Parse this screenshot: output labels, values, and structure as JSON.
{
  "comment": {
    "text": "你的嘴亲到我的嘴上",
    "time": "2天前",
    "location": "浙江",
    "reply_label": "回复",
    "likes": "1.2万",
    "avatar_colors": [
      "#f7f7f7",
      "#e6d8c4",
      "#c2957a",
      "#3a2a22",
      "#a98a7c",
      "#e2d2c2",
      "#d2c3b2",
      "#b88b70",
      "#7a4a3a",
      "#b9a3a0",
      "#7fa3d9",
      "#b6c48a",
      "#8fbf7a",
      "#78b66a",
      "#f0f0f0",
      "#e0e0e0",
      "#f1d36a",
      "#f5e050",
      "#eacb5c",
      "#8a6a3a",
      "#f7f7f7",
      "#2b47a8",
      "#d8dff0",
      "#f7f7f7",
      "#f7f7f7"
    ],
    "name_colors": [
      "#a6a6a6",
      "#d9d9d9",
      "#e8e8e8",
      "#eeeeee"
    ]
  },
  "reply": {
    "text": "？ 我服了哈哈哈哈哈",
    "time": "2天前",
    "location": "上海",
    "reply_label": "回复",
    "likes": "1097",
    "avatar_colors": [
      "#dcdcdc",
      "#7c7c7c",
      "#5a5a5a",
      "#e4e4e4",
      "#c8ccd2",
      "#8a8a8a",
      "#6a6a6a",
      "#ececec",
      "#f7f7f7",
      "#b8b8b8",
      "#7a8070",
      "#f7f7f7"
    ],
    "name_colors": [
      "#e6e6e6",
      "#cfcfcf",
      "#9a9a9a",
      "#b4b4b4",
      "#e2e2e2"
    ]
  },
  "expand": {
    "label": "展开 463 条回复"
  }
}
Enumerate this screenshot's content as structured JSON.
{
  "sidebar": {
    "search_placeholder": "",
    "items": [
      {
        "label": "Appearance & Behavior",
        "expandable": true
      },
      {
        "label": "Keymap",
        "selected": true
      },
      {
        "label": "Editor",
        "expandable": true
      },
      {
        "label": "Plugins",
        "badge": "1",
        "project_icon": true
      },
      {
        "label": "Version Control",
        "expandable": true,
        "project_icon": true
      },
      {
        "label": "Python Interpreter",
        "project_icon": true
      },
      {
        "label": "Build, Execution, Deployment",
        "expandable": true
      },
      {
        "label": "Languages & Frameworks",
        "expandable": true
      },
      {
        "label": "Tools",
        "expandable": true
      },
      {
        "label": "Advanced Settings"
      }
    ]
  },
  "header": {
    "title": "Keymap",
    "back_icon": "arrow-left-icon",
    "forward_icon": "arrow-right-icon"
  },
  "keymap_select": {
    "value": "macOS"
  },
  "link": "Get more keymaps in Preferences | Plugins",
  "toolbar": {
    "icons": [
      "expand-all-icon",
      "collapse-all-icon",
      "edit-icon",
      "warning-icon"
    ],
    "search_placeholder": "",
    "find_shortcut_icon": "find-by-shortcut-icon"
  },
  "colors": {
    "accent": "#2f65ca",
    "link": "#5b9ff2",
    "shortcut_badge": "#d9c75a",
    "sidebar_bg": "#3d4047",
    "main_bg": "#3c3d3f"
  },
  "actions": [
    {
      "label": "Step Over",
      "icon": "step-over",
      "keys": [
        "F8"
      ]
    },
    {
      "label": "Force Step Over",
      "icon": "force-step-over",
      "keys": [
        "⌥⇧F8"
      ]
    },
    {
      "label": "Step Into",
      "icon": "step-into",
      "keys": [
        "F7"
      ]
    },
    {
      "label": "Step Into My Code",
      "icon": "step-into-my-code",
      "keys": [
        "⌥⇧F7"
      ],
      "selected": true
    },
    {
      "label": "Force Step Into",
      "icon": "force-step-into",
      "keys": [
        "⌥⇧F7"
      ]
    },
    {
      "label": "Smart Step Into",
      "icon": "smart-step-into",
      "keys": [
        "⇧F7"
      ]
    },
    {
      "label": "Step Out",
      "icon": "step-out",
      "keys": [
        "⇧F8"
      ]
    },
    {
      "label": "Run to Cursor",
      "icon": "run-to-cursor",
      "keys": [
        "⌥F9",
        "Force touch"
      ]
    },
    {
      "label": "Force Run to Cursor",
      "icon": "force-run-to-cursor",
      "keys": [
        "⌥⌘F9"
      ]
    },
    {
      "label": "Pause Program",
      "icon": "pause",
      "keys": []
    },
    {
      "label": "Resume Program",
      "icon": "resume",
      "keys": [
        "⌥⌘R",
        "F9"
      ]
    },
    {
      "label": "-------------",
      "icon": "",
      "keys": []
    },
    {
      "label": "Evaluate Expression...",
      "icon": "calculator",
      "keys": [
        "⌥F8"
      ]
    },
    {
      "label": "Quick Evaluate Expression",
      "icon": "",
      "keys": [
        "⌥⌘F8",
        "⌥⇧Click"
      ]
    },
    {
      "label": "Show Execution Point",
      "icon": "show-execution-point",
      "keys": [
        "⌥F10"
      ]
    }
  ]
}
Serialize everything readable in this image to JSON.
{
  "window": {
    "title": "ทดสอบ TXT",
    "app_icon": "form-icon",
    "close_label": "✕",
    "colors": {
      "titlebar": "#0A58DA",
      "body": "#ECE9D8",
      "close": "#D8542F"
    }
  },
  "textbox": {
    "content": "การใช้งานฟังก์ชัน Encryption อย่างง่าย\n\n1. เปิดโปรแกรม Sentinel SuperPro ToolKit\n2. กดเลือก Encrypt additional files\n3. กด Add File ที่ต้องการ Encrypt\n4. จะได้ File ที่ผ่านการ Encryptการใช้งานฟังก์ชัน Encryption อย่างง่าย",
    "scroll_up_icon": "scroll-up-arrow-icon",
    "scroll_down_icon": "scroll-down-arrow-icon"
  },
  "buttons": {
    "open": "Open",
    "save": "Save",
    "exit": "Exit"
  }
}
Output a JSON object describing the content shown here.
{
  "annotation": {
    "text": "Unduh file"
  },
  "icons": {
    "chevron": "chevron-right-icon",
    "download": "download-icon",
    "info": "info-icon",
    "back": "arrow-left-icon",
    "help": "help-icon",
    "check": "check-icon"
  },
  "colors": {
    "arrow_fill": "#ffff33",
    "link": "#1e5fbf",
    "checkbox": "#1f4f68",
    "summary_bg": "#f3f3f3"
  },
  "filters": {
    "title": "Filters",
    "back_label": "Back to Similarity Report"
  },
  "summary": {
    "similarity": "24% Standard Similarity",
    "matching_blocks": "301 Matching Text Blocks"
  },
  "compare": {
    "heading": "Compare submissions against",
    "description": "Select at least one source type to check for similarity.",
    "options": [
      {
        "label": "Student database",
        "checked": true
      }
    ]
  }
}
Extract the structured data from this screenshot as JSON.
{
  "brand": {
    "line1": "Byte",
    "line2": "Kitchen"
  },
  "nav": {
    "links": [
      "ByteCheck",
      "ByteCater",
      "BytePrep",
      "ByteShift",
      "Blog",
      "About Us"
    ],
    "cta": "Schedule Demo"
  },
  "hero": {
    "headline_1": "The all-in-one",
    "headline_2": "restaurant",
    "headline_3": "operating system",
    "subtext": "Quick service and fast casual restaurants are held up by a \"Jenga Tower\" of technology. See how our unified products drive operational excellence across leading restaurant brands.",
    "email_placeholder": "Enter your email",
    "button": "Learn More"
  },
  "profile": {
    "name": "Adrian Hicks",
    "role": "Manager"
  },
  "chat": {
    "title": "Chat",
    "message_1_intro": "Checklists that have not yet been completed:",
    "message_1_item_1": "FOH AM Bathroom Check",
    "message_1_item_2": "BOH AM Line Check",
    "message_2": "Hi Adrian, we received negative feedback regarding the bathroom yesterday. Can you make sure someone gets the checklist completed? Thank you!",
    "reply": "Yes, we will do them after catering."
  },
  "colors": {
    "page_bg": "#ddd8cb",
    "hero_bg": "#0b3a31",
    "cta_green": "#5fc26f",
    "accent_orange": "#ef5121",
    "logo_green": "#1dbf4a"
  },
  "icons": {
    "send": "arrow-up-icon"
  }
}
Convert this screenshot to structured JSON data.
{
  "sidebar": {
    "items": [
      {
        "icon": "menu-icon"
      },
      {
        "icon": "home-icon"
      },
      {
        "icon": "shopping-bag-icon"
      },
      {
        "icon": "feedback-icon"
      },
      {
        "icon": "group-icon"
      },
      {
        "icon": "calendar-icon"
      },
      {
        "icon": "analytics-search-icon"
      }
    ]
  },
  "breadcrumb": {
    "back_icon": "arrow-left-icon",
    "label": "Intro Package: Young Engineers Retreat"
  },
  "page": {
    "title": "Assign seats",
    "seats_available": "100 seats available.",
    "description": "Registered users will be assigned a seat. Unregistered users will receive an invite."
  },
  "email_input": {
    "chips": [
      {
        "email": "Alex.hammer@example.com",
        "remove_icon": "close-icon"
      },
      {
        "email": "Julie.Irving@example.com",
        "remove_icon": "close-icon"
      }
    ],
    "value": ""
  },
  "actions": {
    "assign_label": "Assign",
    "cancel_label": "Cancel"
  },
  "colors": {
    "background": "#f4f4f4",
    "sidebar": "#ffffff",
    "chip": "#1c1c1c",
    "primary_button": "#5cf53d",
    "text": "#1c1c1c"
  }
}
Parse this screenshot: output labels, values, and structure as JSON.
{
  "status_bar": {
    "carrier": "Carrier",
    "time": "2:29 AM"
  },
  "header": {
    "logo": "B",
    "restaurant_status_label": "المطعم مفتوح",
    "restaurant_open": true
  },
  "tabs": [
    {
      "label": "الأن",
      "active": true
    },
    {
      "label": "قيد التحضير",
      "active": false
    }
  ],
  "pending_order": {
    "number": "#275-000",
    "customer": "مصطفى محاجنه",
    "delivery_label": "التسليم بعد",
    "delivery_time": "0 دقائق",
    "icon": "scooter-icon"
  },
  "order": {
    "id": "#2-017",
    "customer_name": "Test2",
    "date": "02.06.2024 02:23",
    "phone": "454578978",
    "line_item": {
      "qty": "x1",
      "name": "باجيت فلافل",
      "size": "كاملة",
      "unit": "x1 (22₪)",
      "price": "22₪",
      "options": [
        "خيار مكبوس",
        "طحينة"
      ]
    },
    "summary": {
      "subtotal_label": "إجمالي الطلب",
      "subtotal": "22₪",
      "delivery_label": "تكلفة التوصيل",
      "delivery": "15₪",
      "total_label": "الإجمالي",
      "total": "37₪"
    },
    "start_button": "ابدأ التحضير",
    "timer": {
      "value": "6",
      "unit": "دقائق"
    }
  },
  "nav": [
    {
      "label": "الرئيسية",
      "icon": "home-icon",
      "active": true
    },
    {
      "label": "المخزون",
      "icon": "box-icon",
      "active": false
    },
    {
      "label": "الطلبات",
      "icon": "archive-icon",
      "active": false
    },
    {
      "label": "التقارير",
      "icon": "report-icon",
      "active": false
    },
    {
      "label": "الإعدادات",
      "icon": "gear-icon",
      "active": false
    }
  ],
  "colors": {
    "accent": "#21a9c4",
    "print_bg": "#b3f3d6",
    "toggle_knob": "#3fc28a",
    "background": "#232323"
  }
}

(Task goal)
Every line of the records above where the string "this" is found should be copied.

(Task result)
Parse this screenshot: output labels, values, and structure as JSON.
Enumerate this screenshot's content as structured JSON.
Serialize everything readable in this image to JSON.
Extract the structured data from this screenshot as JSON.
Convert this screenshot to structured JSON data.
Parse this screenshot: output labels, values, and structure as JSON.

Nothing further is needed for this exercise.